- PROBLEM TO WORK ON -
Search the material for lines containing the word "Block", and copy each one.

- DATA PROVIDED -
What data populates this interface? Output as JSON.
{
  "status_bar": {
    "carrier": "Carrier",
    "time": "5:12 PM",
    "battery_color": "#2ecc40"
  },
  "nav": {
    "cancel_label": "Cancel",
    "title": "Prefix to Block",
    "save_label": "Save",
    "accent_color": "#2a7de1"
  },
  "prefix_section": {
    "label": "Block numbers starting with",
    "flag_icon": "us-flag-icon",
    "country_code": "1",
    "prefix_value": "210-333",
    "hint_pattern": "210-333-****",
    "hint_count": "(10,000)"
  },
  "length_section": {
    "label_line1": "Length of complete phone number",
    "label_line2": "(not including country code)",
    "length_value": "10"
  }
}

- TASK ANSWER -
    "title": "Prefix to Block",
    "label": "Block numbers starting with",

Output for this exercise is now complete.